Much of this racket is unavoidable, which may be part of why we have historically shrugged off noise as the price of progress. However, technological advances are now making it easier to deflect, reduce, and contain noise in ways that had not previously been considered.

Traffic noise

A good example is road noise. Most of us just accept that highways are loud, and if we don’t want the noise, we won’t live near one. Technological advances and our understanding of sound have brought products that alert us when exposed to high decibels, so we can remove ourselves from the noise or take action like wearing earplugs. For example, Apple watches have a loud noise alert, and it’s instrumental in preventing damage to our hearing.

With quieter motors, better road surfaces, and modern tires, highways aren’t as significant in the world’s noise equation as they once were. Where we find a lot of noise today is in business.

Nuisance noise

Ordinary nuisance noise is present in almost every business, spanning rattling shopping carts at big-box stores, clanging dishes in a restaurant’s kitchen, and everything in between. Those types of noise can certainly impact business in terms of the pleasantness of the atmosphere for both customers and workers, so many businesses are working to reduce the noise in restaurants.

Production noise

Beyond the areas where customers interact with the business are the production, handling, and storage areas where employees spend most of their time. The traditional strategy for dealing with noise in the workplace has been to provide hearing protection to workers. This method does at least preserve their hearing, but the noise still interferes with communication and makes it difficult for personnel to alert one another to problems or emergencies.

It can also make it more difficult to detect malfunctions in equipment. The most common first sign of a problem in machinery, just as in your car, is often a change in the sound it makes during operation. These variations are often subtle and can be tough to detect in a noisy environment since the overall noise drowns out any sounds that may indicate a problem.

For those reasons, companies are looking for ways to do more than block noise. They are also seeking to reduce it. Controlling vibration in equipment can be a very effective method for cutting back on the overall noise level, making the workplace safer and more efficient.

Perhaps most troublesome about noise in a workplace is the impact on employees, and this is more than just the potential damage to their hearing. A loud workplace is simply less pleasant to work in. Employees get frustrated when basic communication becomes a chore rather than a simple matter of exchanging a few words. They see their time wasted in communicating simple statements, and the issue could become so pronounced that they choose to work elsewhere.

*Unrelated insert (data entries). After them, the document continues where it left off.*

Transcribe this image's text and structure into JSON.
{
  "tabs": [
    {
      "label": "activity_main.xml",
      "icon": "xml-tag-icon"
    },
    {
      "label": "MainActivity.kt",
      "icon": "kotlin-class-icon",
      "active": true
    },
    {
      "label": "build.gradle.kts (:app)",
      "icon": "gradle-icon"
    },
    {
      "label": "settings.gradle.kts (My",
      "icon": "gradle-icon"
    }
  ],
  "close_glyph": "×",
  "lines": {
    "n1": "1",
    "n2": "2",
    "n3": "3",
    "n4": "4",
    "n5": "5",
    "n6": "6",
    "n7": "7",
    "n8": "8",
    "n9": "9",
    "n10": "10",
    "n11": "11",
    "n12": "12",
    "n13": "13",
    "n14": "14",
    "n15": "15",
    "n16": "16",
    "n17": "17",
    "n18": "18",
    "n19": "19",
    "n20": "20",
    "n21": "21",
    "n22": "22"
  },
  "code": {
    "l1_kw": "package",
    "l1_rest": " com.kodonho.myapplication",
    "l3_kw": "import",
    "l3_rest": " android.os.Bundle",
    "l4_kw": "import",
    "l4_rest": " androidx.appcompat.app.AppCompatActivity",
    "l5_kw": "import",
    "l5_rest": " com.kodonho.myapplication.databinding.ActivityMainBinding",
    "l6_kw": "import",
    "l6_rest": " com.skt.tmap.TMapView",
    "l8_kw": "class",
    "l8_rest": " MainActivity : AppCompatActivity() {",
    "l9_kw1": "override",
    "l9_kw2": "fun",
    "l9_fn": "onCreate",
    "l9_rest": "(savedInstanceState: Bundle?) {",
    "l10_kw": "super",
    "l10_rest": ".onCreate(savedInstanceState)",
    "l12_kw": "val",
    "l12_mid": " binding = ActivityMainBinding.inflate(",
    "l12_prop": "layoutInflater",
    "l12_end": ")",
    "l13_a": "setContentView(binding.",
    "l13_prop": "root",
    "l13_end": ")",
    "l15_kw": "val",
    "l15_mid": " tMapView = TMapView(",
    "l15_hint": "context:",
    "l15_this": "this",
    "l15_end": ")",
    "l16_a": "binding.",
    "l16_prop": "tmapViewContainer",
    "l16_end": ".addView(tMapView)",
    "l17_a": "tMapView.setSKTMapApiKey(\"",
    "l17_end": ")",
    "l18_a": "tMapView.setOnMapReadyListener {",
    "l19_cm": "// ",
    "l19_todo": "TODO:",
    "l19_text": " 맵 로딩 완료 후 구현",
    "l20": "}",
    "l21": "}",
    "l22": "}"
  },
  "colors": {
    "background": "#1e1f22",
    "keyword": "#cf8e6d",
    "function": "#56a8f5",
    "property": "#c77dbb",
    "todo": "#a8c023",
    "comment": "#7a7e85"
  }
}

Additionally, blocking sound from the ears doesn’t necessarily block it from the body. The intense vibrations of equipment are noticed mostly for the noise they make, but that movement can also prove unpleasant to workers, even when they don’t hear much noise. In terms of morale, a noisy workplace makes it impossible to enjoy a little talk on the line or around the water cooler.

Managing sound in business is an important step toward being a good neighbor, keeping equipment at peak level, and providing a pleasant workplace for employees. Make sound control part of your business health and safety policy.